Viktor Orban’s rise to power is also part of a global trend of favoring right-wing populists. Liberal Democracy’s Crisis of Confidence by Wike and Fetterolf shows reasons for an affinity for autocrats citing research conducted by Pew Research Center. One key finding was that conservative voters are often less opposed to authoritarian governments and even military rule. Hungary was already built on a foundation of authoritarianism. For example, although Orban truly takes the cake when it comes to media restriction laws in Hungary, restrictions had already been placed on free speech under other leaders before Orban returned to power in 2010 after ending his first term in 2002. For Orban, far-right constituents that were in favor of such laws made for easy pickings whenever elections came around. Orban was lucky that his predecessors had created an increasingly right-wing environment for him and paved the way for his victory in the 2010 elections by means of the leaked tape.
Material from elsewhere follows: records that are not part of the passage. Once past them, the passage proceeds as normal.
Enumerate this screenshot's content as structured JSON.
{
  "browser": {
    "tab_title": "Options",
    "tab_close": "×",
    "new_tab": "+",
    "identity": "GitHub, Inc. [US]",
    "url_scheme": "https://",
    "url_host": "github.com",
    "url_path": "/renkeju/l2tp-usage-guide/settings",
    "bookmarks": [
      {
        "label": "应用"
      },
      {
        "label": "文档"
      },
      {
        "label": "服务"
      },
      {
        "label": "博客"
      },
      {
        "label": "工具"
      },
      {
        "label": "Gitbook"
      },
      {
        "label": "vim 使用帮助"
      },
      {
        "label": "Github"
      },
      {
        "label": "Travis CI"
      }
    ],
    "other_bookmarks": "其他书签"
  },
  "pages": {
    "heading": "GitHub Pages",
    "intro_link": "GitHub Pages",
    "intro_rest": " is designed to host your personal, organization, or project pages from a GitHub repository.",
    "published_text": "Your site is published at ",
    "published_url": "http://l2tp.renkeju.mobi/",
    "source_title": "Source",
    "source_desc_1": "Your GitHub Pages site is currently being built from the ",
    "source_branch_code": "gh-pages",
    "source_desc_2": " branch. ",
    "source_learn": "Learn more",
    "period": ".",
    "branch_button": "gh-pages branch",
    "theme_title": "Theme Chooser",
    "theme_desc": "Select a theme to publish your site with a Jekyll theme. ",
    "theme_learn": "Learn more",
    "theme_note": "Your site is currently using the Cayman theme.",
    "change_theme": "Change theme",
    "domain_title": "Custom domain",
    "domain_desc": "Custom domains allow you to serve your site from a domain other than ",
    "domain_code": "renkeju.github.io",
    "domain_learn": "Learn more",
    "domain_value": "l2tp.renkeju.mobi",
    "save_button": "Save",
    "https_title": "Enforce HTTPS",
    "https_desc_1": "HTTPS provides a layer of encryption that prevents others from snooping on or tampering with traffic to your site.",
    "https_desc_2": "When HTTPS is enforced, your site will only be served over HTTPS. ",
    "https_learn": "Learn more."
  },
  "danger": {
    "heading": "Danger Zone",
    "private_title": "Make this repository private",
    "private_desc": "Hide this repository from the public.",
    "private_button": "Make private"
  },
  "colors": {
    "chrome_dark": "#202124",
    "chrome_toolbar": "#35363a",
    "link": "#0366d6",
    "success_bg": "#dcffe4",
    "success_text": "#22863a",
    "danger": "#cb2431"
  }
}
Orban seems to be unstoppable and increasingly dangerous in his accumulation of power. However, in 2015, during the peak of the European migrant crisis, Orban’s government used violence against and locked up countless asylum seekers despite being mandated by the EU to take in more. This and other acts of defiance against EU laws resulted in Orban receiving a barrage of criticism from the international community. The resulting stripping of Fidesz’s voting powers in the European Parliament serves as a glimmer of hope for the fast-fading democratic norms in Hungary. This punitive measure is proof that the EU is capable of reining Orban in. Hungary relies heavily on EU funding and recently even accepted a hefty penalty for mismanaged EU funding. The EU has also previously made attempts to tie Hungary’s funding to the upholding of democratic principles. Although such measures may be drastic and increase clash between Orban and the EU, taking such actions may be the only way to stop Orban’s authoritarianism. A lack of term limits, increasingly nationalist citizens and a populist autocrat is a recipe for disaster. Regimes like Orban’s need to be suppressed before they accumulate too much power. If the EU acts swiftly and threatens the restriction of the funding that Orban so heavily relies on, odds are, Orban will think twice before taking his next step towards dictatorship. Unfortunately, with his new powers to rule by decree, the EU may be too late to prevent a full-blown dictatorship by the “bully of Budapest”, who is unabashedly hungry for power.
 Charlemagne The Orban way The Economist; London Vol. 435, Iss. 9188, (Apr 4, 2020): 29.
 C. Toth, Full text of Viktor Orbán’s speech at Băile Tuşnad (Tusnádfürdő) of 26 July 2014 The Budapest Beacon (Jul 29, 2014)
 F. Schlagwein, New school curriculum raises eyebrows in Orban’s Hungary, Deutsche Welle, (March 31, 2020).
 M. Dunai, T. Heritage, Hungary accepts big penalty for mismanaging EU funds, Reuters, (November 12, 2019).
Featured Image: Viktor Orbán, Wikimedia Commons